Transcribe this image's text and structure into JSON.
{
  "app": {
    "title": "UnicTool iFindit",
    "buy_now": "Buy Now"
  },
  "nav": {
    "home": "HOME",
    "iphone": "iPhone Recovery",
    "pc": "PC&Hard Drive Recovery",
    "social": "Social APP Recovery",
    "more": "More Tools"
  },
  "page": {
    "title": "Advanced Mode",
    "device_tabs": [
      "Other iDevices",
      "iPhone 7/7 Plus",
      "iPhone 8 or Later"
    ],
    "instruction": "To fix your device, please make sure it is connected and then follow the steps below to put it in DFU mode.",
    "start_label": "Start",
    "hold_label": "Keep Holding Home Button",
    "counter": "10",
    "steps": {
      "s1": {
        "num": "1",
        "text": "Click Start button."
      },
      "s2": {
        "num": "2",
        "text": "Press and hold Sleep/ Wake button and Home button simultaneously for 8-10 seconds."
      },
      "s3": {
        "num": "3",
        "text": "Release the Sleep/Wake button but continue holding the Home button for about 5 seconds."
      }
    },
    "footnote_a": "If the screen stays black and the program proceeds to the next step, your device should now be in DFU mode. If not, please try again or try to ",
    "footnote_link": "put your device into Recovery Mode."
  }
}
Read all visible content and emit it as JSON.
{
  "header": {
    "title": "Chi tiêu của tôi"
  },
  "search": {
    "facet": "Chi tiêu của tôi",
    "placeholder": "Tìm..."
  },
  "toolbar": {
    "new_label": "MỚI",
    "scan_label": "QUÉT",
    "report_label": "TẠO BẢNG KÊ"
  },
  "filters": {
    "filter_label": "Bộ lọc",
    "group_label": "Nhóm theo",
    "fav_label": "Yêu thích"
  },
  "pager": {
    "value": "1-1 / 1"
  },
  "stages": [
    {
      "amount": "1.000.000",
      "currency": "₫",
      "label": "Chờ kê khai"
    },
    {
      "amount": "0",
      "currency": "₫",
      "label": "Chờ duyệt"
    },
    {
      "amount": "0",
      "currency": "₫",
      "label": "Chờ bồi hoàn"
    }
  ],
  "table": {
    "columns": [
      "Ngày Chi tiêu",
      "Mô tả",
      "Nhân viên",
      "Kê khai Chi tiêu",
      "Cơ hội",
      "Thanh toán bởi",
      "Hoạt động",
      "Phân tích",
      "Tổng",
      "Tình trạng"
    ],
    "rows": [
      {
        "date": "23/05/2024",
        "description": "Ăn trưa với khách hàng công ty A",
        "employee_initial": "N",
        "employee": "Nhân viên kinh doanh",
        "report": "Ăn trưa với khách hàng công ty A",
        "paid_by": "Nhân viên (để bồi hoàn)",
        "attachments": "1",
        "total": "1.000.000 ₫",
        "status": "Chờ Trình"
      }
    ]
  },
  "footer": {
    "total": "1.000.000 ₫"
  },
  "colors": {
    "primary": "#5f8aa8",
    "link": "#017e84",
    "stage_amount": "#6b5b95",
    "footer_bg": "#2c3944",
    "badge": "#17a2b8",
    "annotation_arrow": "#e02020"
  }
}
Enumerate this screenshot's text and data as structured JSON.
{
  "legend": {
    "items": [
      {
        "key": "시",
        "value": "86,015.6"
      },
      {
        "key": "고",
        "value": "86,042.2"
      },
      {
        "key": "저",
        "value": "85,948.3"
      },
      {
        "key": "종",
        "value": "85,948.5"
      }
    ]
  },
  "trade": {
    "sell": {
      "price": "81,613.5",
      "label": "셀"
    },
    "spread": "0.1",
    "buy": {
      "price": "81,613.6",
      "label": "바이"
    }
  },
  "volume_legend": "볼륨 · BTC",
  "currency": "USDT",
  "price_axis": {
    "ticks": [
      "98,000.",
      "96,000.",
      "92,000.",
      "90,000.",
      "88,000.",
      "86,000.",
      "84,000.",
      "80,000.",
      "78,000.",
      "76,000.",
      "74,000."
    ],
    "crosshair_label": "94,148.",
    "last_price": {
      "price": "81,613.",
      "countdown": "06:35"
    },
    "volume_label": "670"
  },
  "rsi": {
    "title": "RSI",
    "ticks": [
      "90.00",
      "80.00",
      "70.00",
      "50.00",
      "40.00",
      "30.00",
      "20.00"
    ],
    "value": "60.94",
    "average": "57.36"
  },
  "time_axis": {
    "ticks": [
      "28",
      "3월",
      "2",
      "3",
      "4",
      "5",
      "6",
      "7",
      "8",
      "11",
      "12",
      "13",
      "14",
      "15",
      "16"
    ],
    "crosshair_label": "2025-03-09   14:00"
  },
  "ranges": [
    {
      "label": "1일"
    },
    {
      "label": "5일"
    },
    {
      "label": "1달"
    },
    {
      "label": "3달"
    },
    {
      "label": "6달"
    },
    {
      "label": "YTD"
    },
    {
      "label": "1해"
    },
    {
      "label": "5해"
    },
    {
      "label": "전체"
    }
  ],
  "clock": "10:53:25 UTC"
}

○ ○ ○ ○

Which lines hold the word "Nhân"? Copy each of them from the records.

▸ **Answer below**:
      "Nhân viên",
        "employee": "Nhân viên kinh doanh",
        "paid_by": "Nhân viên (để bồi hoàn)",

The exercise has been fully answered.